▸ **Task details**
Look through the lines below; wherever the word "ByLayer" appears, copy that line.
Start of Records for the exercise
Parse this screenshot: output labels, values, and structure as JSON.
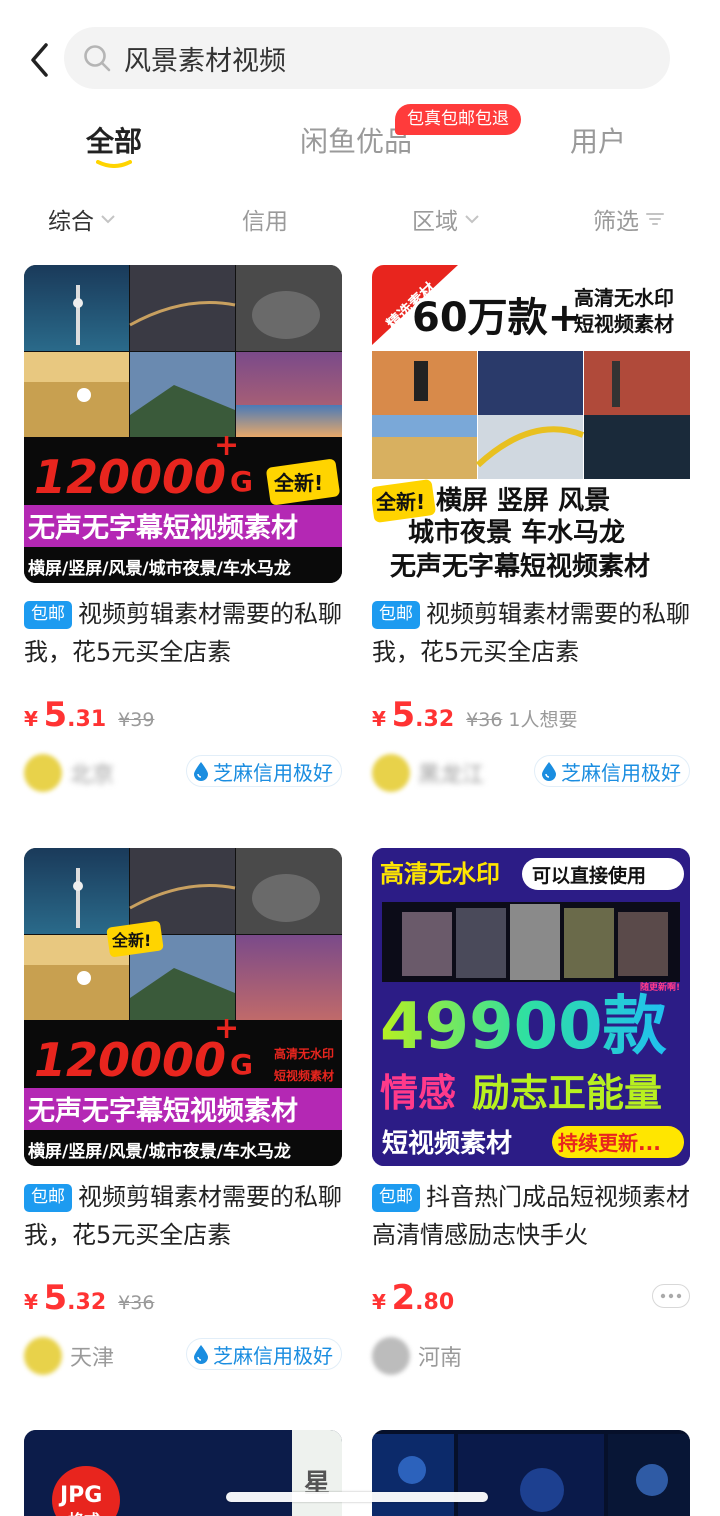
{
  "search": {
    "query": "风景素材视频"
  },
  "tabs": [
    {
      "label": "全部"
    },
    {
      "label": "闲鱼优品"
    },
    {
      "label": "用户"
    }
  ],
  "promo_badge": "包真包邮包退",
  "filters": [
    {
      "label": "综合"
    },
    {
      "label": "信用"
    },
    {
      "label": "区域"
    },
    {
      "label": "筛选"
    }
  ],
  "colors": {
    "accent_yellow": "#ffd400",
    "price_red": "#ff3333",
    "tag_blue": "#1d9bf0",
    "credit_blue": "#1a8de0"
  },
  "products": [
    {
      "tag": "包邮",
      "title": "视频剪辑素材需要的私聊我，花5元买全店素",
      "price_yen": "¥",
      "price_int": "5",
      "price_dec": ".31",
      "original_price": "¥39",
      "wants": "",
      "location": "北京",
      "credit": "芝麻信用极好",
      "img": {
        "big": "120000",
        "big_sup": "+",
        "big_unit": "G",
        "sub": "无声无字幕短视频素材",
        "foot": "横屏/竖屏/风景/城市夜景/车水马龙",
        "badge": "全新!"
      }
    },
    {
      "tag": "包邮",
      "title": "视频剪辑素材需要的私聊我，花5元买全店素",
      "price_yen": "¥",
      "price_int": "5",
      "price_dec": ".32",
      "original_price": "¥36",
      "wants": "1人想要",
      "location": "黑龙江",
      "credit": "芝麻信用极好",
      "img": {
        "ribbon": "精选素材",
        "head_big": "60万款+",
        "head_r1": "高清无水印",
        "head_r2": "短视频素材",
        "line1": "横屏  竖屏  风景",
        "line2": "城市夜景  车水马龙",
        "line3": "无声无字幕短视频素材",
        "badge": "全新!"
      }
    },
    {
      "tag": "包邮",
      "title": "视频剪辑素材需要的私聊我，花5元买全店素",
      "price_yen": "¥",
      "price_int": "5",
      "price_dec": ".32",
      "original_price": "¥36",
      "wants": "",
      "location": "天津",
      "credit": "芝麻信用极好",
      "img": {
        "big": "120000",
        "big_sup": "+",
        "big_unit": "G",
        "side1": "高清无水印",
        "side2": "短视频素材",
        "sub": "无声无字幕短视频素材",
        "foot": "横屏/竖屏/风景/城市夜景/车水马龙",
        "badge": "全新!"
      }
    },
    {
      "tag": "包邮",
      "title": "抖音热门成品短视频素材高清情感励志快手火",
      "price_yen": "¥",
      "price_int": "2",
      "price_dec": ".80",
      "original_price": "",
      "wants": "",
      "location": "河南",
      "credit": "",
      "img": {
        "head_l": "高清无水印",
        "head_r": "可以直接使用",
        "big": "49900款",
        "mid_l": "情感",
        "mid_r": "励志正能量",
        "foot_l": "短视频素材",
        "foot_r": "持续更新...",
        "tiny": "随更新啊!"
      }
    }
  ],
  "partial_products": [
    {
      "img": {
        "corner": "JPG",
        "corner2": "格式",
        "side": "星"
      }
    },
    {
      "img": {}
    }
  ]
}
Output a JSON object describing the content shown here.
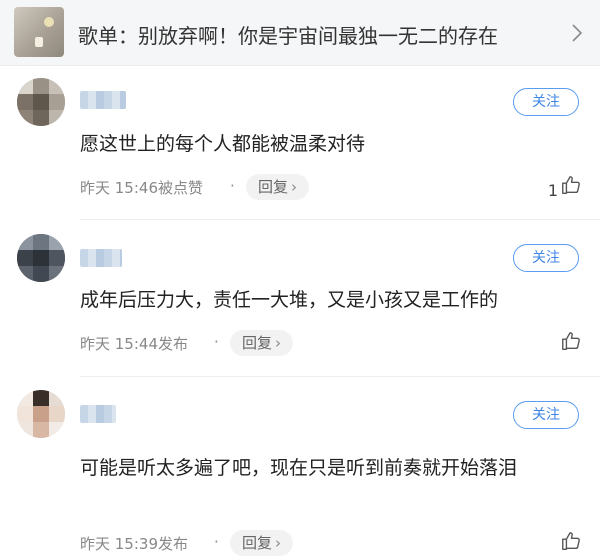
{
  "playlist": {
    "title": "歌单：别放弃啊！你是宇宙间最独一无二的存在",
    "thumbnail_icon": "playlist-cover-image",
    "chevron_icon": "chevron-right-icon"
  },
  "colors": {
    "accent": "#3f86e6",
    "header_bg": "#f5f6f7",
    "meta_text": "#888888"
  },
  "comments": [
    {
      "username": "",
      "follow_label": "关注",
      "text": "愿这世上的每个人都能被温柔对待",
      "time": "昨天 15:46被点赞",
      "reply_label": "回复",
      "like_count": "1",
      "like_icon": "thumbs-up-icon"
    },
    {
      "username": "",
      "follow_label": "关注",
      "text": "成年后压力大，责任一大堆，又是小孩又是工作的",
      "time": "昨天 15:44发布",
      "reply_label": "回复",
      "like_count": "",
      "like_icon": "thumbs-up-icon"
    },
    {
      "username": "",
      "follow_label": "关注",
      "text": "可能是听太多遍了吧，现在只是听到前奏就开始落泪",
      "time": "昨天 15:39发布",
      "reply_label": "回复",
      "like_count": "",
      "like_icon": "thumbs-up-icon"
    }
  ]
}
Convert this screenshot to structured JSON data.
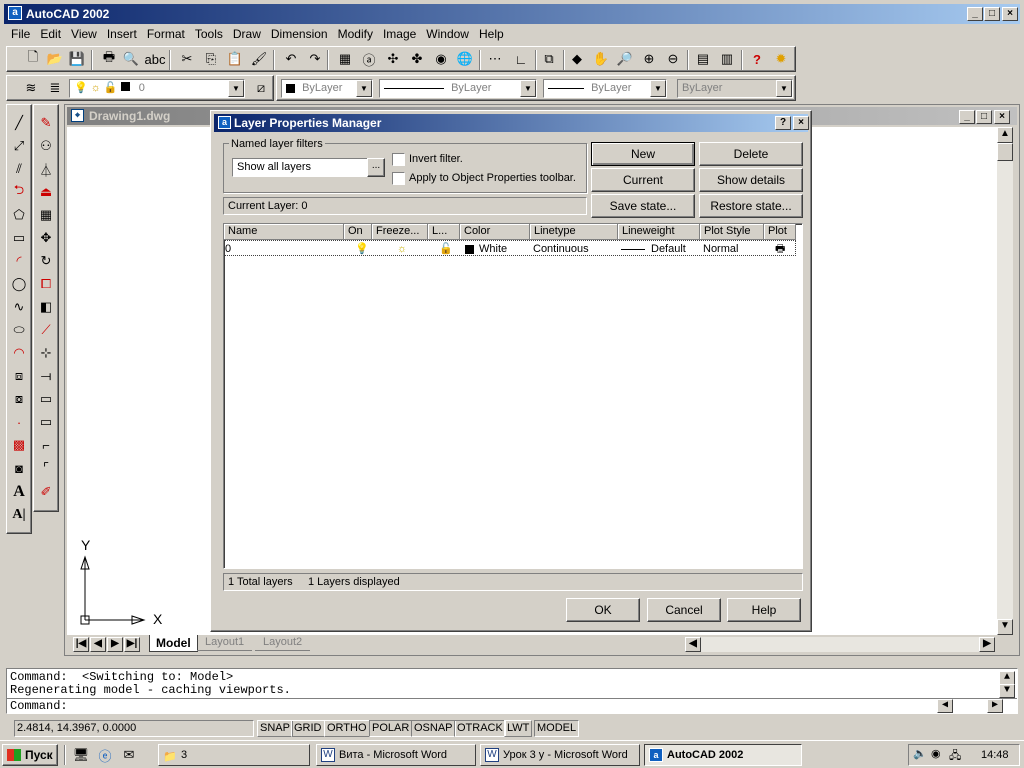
{
  "app": {
    "title": "AutoCAD 2002"
  },
  "menu": [
    "File",
    "Edit",
    "View",
    "Insert",
    "Format",
    "Tools",
    "Draw",
    "Dimension",
    "Modify",
    "Image",
    "Window",
    "Help"
  ],
  "layer_toolbar": {
    "current_layer": "0",
    "color": "ByLayer",
    "linetype": "ByLayer",
    "lineweight": "ByLayer",
    "plotstyle": "ByLayer"
  },
  "drawing": {
    "title": "Drawing1.dwg",
    "ucs_y": "Y",
    "ucs_x": "X",
    "tabs": [
      "Model",
      "Layout1",
      "Layout2"
    ]
  },
  "dialog": {
    "title": "Layer Properties Manager",
    "filters_legend": "Named layer filters",
    "filter_value": "Show all layers",
    "browse_label": "...",
    "invert_filter": "Invert filter.",
    "apply_toolbar": "Apply to Object Properties toolbar.",
    "current_layer": "Current Layer:  0",
    "buttons": {
      "new": "New",
      "delete": "Delete",
      "current": "Current",
      "show_details": "Show details",
      "save_state": "Save state...",
      "restore_state": "Restore state...",
      "ok": "OK",
      "cancel": "Cancel",
      "help": "Help"
    },
    "columns": [
      "Name",
      "On",
      "Freeze...",
      "L...",
      "Color",
      "Linetype",
      "Lineweight",
      "Plot Style",
      "Plot"
    ],
    "rows": [
      {
        "name": "0",
        "color": "White",
        "linetype": "Continuous",
        "lineweight": "Default",
        "plot_style": "Normal"
      }
    ],
    "status_total": "1 Total layers",
    "status_displayed": "1 Layers displayed"
  },
  "command": {
    "line1": "Command:  <Switching to: Model>",
    "line2": "Regenerating model - caching viewports.",
    "prompt": "Command:"
  },
  "status": {
    "coords": "2.4814, 14.3967, 0.0000",
    "buttons": [
      "SNAP",
      "GRID",
      "ORTHO",
      "POLAR",
      "OSNAP",
      "OTRACK",
      "LWT",
      "MODEL"
    ]
  },
  "taskbar": {
    "start": "Пуск",
    "folder": "3",
    "tasks": [
      "Вита - Microsoft Word",
      "Урок 3 у - Microsoft Word",
      "AutoCAD 2002"
    ],
    "time": "14:48"
  },
  "colors": {
    "title_active": "#0a246a",
    "title_gradient_end": "#a6caf0",
    "face": "#d4d0c8"
  }
}
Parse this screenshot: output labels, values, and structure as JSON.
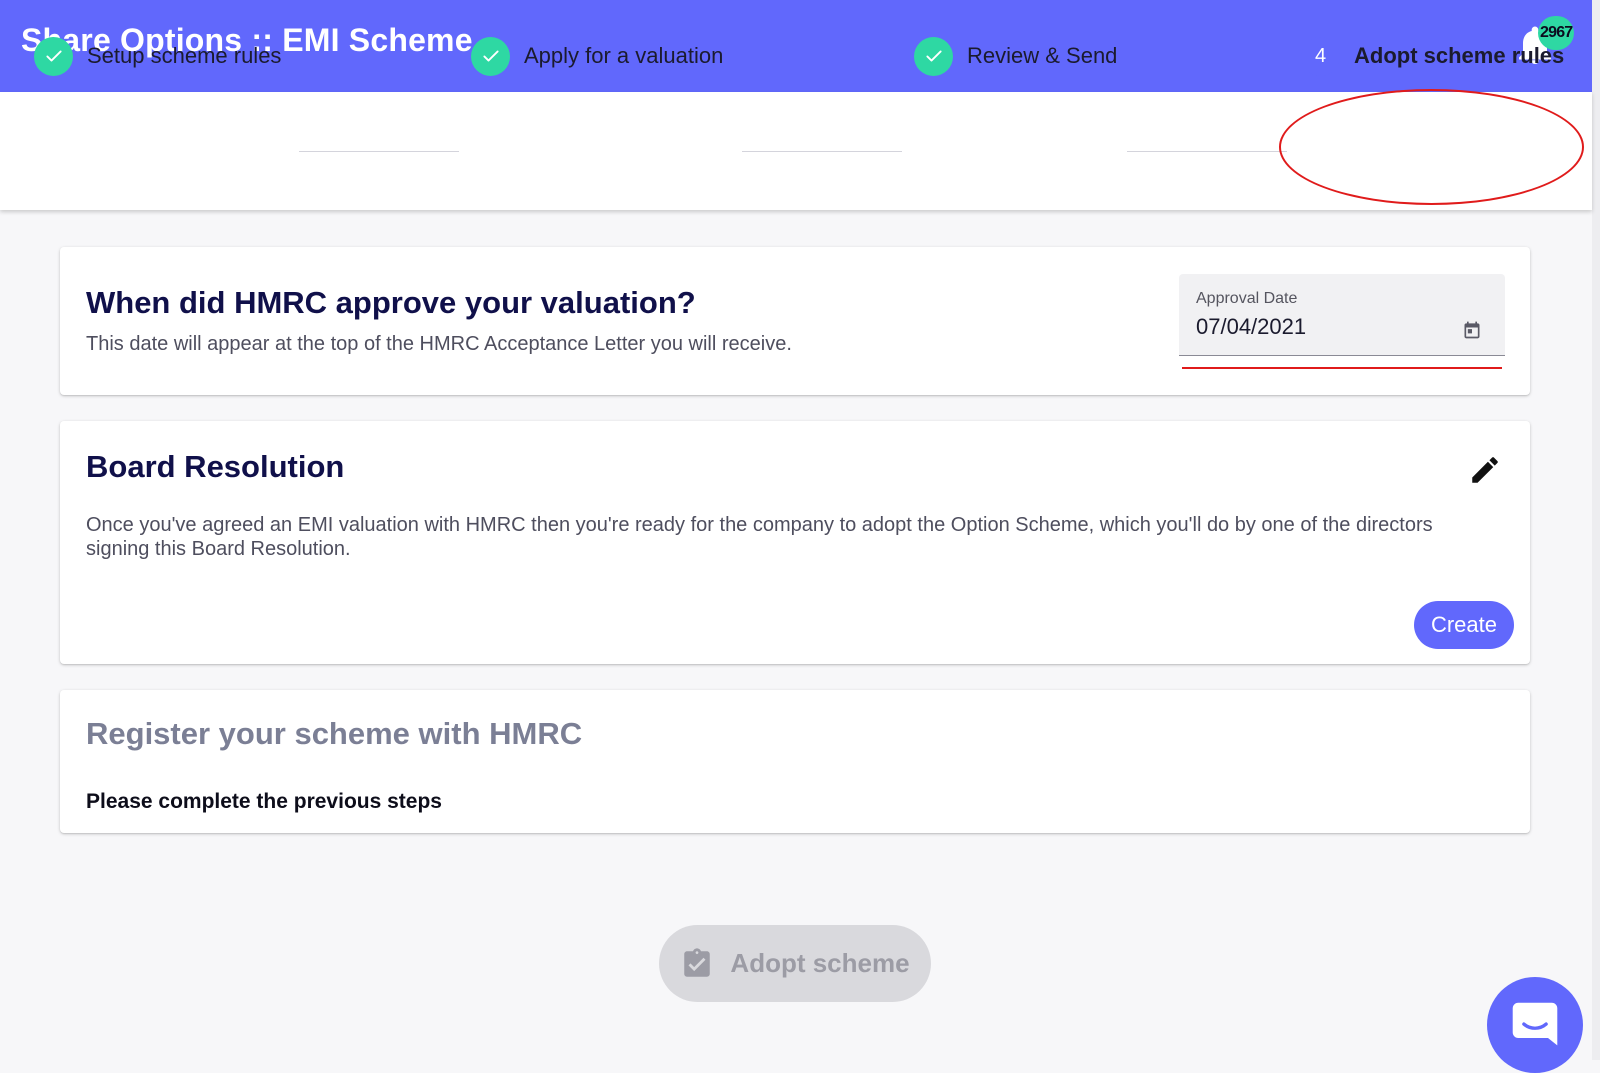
{
  "header": {
    "title": "Share Options :: EMI Scheme",
    "notification_count": "2967"
  },
  "stepper": {
    "steps": [
      {
        "label": "Setup scheme rules",
        "state": "done"
      },
      {
        "label": "Apply for a valuation",
        "state": "done"
      },
      {
        "label": "Review & Send",
        "state": "done"
      },
      {
        "label": "Adopt scheme rules",
        "state": "active",
        "number": "4"
      }
    ]
  },
  "approval": {
    "title": "When did HMRC approve your valuation?",
    "subtitle": "This date will appear at the top of the HMRC Acceptance Letter you will receive.",
    "field_label": "Approval Date",
    "field_value": "07/04/2021"
  },
  "board": {
    "title": "Board Resolution",
    "description": "Once you've agreed an EMI valuation with HMRC then you're ready for the company to adopt the Option Scheme, which you'll do by one of the directors signing this Board Resolution.",
    "create_label": "Create"
  },
  "register": {
    "title": "Register your scheme with HMRC",
    "note": "Please complete the previous steps"
  },
  "footer": {
    "adopt_label": "Adopt scheme"
  },
  "colors": {
    "brand": "#6168fc",
    "success": "#2ed8a3",
    "annotation": "#e01b1b"
  },
  "icons": [
    "bell-icon",
    "check-icon",
    "calendar-icon",
    "pencil-icon",
    "clipboard-check-icon",
    "chat-icon"
  ]
}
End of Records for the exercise
▸ **Task answer**
    "color": "ByLayer",
    "linetype": "ByLayer",
    "lineweight": "ByLayer",
    "plotstyle": "ByLayer"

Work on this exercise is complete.